WHAT TO WORK ON:
Only lines containing "watermark" belong in the answer, each copied from the entries below.
----------------------------------------
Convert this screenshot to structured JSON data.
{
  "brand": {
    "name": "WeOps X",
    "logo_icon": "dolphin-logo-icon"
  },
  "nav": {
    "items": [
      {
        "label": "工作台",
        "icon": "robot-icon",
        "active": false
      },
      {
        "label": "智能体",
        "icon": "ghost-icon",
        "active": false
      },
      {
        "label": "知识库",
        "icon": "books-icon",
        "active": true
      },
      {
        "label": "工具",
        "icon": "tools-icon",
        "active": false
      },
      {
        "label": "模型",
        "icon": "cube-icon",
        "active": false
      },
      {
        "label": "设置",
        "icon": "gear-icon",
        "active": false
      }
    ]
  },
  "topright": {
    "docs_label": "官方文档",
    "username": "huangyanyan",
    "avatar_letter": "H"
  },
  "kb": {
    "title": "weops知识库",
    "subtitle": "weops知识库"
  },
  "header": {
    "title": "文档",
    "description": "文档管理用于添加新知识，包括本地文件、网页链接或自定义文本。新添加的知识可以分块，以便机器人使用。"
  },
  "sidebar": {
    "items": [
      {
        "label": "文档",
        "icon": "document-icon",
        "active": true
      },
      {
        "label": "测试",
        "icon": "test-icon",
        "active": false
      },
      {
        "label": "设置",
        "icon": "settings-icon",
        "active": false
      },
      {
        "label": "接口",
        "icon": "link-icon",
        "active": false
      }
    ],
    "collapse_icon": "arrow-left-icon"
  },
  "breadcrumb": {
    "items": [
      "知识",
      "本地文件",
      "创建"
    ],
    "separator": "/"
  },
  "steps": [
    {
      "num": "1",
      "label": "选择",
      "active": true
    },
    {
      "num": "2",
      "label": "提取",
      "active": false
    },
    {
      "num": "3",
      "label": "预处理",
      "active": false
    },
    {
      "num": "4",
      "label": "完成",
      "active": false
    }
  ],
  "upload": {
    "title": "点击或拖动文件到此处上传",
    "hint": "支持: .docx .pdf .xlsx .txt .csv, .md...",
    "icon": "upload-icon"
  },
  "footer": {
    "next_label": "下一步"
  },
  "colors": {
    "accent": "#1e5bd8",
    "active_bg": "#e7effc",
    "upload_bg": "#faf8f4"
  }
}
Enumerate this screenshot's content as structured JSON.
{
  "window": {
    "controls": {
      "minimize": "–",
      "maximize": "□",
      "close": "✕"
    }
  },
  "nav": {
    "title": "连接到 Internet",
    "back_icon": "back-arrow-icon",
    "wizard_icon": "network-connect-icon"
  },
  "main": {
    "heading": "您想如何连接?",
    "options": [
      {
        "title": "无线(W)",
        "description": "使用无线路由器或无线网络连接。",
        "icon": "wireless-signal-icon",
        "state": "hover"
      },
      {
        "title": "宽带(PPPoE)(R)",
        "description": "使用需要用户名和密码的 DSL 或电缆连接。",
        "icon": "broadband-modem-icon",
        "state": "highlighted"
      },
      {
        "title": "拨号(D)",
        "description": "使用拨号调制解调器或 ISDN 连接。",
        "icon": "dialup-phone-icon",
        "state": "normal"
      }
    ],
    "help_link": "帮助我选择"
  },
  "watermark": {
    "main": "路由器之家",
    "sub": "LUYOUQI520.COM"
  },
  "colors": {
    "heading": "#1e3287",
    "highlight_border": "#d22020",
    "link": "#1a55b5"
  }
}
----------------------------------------
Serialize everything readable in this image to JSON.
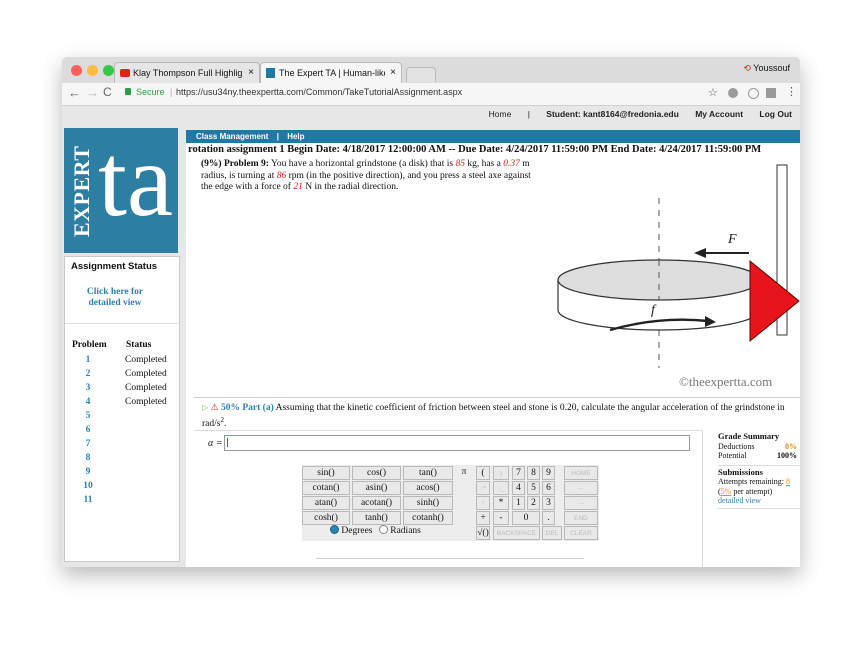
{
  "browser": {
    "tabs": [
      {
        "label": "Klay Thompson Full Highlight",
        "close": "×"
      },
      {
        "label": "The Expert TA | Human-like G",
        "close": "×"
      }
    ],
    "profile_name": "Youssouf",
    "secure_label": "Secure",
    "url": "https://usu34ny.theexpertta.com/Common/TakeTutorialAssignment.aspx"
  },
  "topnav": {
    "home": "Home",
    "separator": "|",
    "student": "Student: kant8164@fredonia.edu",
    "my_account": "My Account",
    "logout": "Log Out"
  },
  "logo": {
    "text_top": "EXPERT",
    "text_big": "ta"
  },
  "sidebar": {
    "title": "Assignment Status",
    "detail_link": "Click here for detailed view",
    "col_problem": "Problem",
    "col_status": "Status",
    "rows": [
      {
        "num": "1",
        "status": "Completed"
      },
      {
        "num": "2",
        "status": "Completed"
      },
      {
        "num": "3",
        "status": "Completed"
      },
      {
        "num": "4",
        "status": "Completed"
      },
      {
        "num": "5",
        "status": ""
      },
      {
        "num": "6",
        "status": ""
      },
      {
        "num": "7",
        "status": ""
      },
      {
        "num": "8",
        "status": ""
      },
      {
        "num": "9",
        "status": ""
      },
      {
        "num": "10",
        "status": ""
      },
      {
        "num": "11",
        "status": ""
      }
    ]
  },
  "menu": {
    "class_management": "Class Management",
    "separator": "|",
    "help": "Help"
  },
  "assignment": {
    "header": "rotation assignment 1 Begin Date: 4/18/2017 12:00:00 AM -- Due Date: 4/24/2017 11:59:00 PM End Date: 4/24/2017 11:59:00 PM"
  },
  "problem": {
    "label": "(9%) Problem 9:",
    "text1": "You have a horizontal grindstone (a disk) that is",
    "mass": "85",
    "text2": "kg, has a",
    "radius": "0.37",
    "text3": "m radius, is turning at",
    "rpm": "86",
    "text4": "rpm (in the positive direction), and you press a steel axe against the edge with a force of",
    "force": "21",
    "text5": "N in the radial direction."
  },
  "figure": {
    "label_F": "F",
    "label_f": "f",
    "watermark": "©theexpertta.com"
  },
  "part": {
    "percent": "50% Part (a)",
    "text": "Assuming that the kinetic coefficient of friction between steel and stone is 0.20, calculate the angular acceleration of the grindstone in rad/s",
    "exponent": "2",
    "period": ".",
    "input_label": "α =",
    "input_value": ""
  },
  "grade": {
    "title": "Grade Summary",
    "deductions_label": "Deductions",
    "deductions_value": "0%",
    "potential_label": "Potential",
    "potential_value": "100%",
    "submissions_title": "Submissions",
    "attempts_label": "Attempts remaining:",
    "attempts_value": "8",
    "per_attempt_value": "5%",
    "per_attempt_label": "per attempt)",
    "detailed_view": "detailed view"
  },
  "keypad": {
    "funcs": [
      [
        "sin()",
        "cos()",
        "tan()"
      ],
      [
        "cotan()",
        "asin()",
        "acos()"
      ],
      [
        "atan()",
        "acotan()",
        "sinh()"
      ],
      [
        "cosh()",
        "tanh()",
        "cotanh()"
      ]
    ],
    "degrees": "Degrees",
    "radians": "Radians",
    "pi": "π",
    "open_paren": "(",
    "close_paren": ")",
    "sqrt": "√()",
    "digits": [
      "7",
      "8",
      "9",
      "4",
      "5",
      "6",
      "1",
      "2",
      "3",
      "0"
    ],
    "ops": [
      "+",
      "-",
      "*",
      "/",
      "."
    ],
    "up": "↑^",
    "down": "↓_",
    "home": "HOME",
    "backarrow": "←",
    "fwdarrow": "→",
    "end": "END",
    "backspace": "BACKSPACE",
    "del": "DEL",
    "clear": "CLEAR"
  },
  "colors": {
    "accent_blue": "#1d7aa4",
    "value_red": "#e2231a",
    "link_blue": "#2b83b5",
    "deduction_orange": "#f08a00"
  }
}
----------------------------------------
ANSWER SPACE:
  "watermark": {
    "watermark": "©theexpertta.com"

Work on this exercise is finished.